New Round of Enforcement Actions

Share on twitter
Twitter
Share on linkedin
LinkedIn
Share on facebook
Facebook

A fresh round of enforcement actions have been announced by the Essential Services Commission of Victoria (ESC). Energy sellers should review the announcements made by the ESC and ensure that they have adequate controls in place to avoid the same issues.

Explicit Informed Consent

On 26 July 2021, the ESC has announced that Simply Energy had paid penalty notices totalling $2.5 million after being issued 125 penalty notices.

The penalty notices were issued to Simply Energy after two external sales agents allegedly undertook deliberate fraud to transfer 525 gas and electricity accounts at 264 properties without any contact to obtain explicit informed consent.

Energy retailers are required to obtain explicit informed consent before transferring a customer. We’ve looked at the requirements relating to explicit informed consent in detail here and here.

Lessons: The lessons that energy sellers can take away from the Simply Energy penalties include:

  • A single ‘rouge’ sales agent can cause immense damage within a short period of time.
  • Energy retailers cannot ‘contract out’ of their obligations. In this instance, the sales agents were external door to door agents.
  • Verification processes need to be robust. In this instance, the sales agents allegedly impersonated customers consenting to the switch in phone calls.
  • Energy retailers need to independently verify that a customer has provided explicit informed consent.
  • Victorian retailers need to ensure compliance with the changes

Disconnection of Energy

On 6 August 2021, ESC announced that Origin Energy has paid $450,000 in penalties for the alleged wrongful disconnection of 349 customers following those customers being sent an SMS message that failed to inform customers about payment help.

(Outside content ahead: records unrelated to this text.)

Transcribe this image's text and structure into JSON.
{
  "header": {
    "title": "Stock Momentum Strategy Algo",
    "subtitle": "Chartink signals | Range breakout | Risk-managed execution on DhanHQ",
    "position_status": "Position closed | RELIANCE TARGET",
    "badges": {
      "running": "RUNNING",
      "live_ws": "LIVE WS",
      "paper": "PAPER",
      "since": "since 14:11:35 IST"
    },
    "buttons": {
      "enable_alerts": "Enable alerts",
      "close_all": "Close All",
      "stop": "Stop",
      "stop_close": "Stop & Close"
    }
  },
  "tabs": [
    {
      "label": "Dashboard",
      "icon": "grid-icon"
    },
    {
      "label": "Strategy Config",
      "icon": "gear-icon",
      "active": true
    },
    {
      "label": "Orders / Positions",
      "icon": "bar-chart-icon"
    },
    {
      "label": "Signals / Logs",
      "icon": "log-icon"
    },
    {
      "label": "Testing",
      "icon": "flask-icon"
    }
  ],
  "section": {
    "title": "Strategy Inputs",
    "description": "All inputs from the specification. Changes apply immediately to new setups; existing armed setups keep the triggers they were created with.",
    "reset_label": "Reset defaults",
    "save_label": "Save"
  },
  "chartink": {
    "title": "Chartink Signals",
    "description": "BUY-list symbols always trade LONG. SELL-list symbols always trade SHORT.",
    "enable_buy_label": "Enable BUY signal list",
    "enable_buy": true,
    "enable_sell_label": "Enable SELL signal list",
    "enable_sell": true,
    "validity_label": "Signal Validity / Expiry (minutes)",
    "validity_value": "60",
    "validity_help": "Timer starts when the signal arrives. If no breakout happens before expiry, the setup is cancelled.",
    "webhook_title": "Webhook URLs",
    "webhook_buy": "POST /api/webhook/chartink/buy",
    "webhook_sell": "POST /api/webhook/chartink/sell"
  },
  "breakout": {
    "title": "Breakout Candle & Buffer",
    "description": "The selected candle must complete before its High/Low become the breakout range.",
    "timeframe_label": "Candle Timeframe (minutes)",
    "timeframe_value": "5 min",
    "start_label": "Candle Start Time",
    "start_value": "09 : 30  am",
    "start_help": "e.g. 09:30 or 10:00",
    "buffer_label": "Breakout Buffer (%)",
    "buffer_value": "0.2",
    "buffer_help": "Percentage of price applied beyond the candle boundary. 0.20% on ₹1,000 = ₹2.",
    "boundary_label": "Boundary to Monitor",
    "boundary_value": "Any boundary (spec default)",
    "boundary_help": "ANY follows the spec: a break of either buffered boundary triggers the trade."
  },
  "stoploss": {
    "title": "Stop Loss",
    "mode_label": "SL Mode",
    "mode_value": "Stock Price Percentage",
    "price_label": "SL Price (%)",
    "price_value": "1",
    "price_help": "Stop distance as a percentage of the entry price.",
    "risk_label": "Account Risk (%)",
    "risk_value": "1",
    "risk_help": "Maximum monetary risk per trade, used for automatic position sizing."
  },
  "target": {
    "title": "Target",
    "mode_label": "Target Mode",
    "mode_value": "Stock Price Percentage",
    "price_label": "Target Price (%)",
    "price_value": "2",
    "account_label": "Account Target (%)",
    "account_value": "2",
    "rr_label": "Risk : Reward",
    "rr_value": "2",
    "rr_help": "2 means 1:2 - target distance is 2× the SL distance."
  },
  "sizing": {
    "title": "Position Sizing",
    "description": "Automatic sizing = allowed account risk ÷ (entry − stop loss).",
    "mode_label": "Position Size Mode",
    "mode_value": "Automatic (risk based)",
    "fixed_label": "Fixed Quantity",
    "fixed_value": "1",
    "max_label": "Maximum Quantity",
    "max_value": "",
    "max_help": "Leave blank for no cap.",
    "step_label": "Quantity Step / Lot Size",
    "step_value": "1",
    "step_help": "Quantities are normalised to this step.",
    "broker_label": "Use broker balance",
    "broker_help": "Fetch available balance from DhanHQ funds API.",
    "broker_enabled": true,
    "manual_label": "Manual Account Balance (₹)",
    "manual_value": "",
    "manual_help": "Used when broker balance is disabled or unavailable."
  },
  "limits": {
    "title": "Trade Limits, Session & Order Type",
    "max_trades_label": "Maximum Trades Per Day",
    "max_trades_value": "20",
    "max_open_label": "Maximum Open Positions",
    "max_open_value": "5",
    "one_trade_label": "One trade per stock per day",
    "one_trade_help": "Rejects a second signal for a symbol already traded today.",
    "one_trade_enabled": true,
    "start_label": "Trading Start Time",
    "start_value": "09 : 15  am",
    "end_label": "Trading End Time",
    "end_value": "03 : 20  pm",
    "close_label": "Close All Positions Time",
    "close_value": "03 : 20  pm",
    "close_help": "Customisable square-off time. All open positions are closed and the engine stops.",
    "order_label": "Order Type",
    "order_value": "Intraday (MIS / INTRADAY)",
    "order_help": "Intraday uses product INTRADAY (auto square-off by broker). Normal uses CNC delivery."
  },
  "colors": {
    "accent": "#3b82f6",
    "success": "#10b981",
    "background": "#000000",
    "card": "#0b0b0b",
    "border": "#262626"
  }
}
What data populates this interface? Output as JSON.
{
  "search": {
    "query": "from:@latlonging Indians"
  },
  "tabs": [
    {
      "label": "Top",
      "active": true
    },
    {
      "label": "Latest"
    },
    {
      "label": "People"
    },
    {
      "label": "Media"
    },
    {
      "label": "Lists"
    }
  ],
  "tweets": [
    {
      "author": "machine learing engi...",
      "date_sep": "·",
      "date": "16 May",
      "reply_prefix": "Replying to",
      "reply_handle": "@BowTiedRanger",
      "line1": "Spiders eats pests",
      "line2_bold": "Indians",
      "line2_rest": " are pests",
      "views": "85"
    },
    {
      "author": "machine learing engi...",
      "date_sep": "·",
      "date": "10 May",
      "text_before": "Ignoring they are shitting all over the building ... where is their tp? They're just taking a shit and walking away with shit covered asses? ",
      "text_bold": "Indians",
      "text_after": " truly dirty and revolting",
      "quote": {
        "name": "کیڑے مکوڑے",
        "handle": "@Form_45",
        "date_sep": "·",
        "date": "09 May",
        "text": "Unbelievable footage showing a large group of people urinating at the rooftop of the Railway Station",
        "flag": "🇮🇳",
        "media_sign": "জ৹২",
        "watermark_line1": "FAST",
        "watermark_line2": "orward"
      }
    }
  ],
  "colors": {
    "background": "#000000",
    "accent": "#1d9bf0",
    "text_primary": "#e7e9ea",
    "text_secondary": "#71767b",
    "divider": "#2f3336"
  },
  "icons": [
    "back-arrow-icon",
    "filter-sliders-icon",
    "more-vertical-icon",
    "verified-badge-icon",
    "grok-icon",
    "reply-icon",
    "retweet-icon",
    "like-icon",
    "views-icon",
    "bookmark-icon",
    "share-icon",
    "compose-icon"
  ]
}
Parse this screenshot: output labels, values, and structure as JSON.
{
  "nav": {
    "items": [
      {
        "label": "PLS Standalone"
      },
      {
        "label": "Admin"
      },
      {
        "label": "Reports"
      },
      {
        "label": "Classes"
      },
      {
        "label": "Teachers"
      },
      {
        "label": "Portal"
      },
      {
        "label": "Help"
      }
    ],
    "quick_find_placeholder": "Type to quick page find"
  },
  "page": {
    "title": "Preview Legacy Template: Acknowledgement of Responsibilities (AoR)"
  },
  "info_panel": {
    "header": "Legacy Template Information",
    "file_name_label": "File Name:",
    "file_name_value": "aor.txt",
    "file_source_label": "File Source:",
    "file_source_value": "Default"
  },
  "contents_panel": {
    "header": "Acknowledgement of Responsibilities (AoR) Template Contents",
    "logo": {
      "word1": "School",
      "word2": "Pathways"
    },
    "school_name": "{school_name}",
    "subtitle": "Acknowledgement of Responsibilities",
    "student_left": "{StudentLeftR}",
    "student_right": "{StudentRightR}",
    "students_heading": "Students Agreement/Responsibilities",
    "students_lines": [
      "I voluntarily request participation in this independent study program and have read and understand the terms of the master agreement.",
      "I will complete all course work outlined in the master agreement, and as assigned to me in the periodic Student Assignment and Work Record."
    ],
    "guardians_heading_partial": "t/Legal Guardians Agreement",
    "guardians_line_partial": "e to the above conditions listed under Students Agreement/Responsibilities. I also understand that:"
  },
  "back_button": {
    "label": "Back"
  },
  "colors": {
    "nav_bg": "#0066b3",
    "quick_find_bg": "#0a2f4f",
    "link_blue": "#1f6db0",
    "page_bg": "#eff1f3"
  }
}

In commenting on the enforcement action, ESC Commissioner Sitesh Bhojani said energy retailers must ensure disconnection for non-payment of a bill is a last resort.

“Energy retailers must offer a range of assistance, including flexible payments or bill deferrals and information about relief grants and energy concessions that may be available,” he said.

Between 7 February 2019 and 13 February 2020, Origin Energy allegedly wrongfully disconnected 349 customers who were behind on their bills, with many only receiving a ‘vague’ text message as a final warning.

Further, the ESC noted: “Evidence obtained by the commission showed the retailer did not satisfy the requirements of the Energy Retail Code which says retailers can only disconnect a customer for not paying a bill if, after issuing a disconnection warning notice, it uses ‘best endeavours to contact the customer’ and ‘provide(s) clear and unambiguous information about the assistance available’.”

Lessons: The lessons that energy sellers can take away from the Origin Energy penalties include:

  • Ensuring that all communications are reviewed against the applicable regulatory requirements;
  • Understanding that the detail of compliance matters and that most areas of energy retail are heavily regulated; and
  • Now is a good time to review all customer comms to ensure compliance.

More to explorer

Eureka tower Melbourne

Victorian Embedded Network ‘ban’: proposed changes to the embedded network regulatory framework in Victoria

On 11 January 2022, the expert panel appointed by the Victorian Government to review the policy position of banning embedded networks in residential settings published its final report. The recommendations, if implemented, will have a significant impact on embedded network operators in Victoria.

The report sets out the panel’s recommendations for implementing a ban and further considers how the ban should apply, or rather what changes should be made to the regulation, to legacy (existing) embedded networks.

Stock market prices

Price Comparisons under the Electricity Retail Code

On 12 January 2022, the Australian Competition and Consumer Commission (ACCC) announced that energy retailer CovaU Pty Ltd had paid $33,300 in penalties arising from three infringement notices issued for alleged contraventions of the Competition and Consumer (Industry Code—Electricity Retail) Regulations 2019 (the Code).

Energy

AEMO Draft 2022 Integrated System Plan review

On 10 December 2021, the Australian Energy Market Operator (AEMO) published the Draft 2022 Integrated System Plan (ISP) (Draft ISP). This was subject to a ‘transparency review’ by the Australian Energy Regulator (AER), released 7 January 2022.  The Draft ISP is now in the consultation stages, prior to final publication in June 2022.

Leave a Reply

Your email address will not be published. Required fields are marked *